Assigned task: For the word "State", return each line of the data in which it occurs.

Data for the task:
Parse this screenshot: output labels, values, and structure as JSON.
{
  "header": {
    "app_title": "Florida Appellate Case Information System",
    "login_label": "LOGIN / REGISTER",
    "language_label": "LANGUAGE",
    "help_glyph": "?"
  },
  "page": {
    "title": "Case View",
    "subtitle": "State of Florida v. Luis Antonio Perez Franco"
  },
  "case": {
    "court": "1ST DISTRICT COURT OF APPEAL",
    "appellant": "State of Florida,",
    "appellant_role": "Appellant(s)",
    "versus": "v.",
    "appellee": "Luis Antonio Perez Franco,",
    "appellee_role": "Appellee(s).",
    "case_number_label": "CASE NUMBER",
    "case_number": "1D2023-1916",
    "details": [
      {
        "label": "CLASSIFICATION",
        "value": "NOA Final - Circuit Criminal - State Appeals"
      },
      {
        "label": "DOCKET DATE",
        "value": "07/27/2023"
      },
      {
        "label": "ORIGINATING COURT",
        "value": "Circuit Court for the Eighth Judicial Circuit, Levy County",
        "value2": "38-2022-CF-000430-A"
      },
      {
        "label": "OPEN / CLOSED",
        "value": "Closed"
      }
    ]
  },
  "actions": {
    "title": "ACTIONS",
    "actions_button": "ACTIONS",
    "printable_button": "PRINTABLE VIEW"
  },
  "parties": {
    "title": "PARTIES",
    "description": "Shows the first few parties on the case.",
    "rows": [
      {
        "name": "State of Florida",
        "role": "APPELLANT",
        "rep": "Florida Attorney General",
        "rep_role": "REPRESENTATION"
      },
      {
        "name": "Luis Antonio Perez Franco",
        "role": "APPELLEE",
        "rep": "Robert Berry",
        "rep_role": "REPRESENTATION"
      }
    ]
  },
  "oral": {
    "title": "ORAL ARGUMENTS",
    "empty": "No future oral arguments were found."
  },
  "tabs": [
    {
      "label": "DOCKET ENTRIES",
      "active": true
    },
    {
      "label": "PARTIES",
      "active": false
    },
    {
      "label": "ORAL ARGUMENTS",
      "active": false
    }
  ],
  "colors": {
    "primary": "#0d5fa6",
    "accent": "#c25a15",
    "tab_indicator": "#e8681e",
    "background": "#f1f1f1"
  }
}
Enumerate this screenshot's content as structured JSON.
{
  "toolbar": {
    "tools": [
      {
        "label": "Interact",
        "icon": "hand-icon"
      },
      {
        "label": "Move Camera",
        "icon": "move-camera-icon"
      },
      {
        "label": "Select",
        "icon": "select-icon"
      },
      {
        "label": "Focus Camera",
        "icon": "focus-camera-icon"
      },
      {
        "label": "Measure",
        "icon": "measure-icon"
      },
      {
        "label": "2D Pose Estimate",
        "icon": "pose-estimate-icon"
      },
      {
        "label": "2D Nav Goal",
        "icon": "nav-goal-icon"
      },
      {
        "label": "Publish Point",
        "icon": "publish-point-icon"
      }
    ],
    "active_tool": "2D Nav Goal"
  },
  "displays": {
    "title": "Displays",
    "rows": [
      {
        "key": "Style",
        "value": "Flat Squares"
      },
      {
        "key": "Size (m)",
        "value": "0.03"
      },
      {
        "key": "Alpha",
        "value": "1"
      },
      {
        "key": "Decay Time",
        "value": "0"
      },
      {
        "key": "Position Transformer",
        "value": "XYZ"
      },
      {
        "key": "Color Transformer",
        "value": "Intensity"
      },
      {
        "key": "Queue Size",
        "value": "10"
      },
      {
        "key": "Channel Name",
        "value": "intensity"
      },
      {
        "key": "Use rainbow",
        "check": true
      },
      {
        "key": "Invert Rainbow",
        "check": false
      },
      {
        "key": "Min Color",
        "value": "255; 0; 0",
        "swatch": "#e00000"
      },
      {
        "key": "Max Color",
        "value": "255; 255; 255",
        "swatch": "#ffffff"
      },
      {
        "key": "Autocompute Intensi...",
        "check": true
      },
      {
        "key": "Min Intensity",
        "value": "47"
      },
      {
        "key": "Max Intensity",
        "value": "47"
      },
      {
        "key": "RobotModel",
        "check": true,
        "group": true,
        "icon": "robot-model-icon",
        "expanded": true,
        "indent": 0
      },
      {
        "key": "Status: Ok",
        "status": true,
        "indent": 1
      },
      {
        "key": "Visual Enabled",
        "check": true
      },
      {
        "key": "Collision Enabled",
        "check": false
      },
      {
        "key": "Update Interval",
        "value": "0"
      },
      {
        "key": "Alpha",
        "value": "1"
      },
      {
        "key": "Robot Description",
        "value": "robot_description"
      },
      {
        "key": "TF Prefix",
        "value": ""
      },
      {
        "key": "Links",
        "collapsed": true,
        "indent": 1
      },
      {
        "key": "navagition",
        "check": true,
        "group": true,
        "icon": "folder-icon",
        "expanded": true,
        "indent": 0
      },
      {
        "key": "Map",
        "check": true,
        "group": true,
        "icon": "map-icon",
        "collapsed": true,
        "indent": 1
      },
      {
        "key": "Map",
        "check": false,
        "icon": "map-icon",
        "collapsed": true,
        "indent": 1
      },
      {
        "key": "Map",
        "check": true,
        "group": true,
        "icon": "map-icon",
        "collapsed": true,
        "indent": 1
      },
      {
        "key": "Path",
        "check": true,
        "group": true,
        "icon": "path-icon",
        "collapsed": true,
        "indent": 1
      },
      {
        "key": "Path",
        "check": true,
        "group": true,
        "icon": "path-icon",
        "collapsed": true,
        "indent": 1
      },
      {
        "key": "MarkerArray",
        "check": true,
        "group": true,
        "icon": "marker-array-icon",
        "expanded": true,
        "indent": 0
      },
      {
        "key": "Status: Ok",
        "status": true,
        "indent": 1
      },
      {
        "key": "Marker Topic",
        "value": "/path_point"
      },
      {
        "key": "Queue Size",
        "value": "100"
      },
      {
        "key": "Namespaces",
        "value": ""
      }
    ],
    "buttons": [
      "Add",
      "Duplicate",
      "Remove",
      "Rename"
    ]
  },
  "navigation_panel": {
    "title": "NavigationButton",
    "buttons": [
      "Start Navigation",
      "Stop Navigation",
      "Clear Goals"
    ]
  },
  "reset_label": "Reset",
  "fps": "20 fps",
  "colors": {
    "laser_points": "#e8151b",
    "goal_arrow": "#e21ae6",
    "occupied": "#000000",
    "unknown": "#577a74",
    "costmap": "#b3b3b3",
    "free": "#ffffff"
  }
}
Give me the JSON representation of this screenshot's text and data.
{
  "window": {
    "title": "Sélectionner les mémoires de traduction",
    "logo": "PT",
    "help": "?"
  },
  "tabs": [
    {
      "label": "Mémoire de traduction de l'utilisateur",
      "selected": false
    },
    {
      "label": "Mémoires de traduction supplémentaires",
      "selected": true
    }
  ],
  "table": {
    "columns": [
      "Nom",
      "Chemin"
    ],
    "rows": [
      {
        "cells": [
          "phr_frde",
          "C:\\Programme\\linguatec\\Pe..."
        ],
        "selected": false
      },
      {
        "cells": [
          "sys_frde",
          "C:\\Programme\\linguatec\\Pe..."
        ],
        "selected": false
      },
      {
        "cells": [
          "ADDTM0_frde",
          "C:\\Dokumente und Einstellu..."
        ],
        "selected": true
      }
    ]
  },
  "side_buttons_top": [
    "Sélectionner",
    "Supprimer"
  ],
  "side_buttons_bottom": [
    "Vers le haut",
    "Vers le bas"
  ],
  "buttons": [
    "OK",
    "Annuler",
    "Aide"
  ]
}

Finished task:
    "subtitle": "State of Florida v. Luis Antonio Perez Franco"
    "appellant": "State of Florida,",
        "value": "NOA Final - Circuit Criminal - State Appeals"
        "name": "State of Florida",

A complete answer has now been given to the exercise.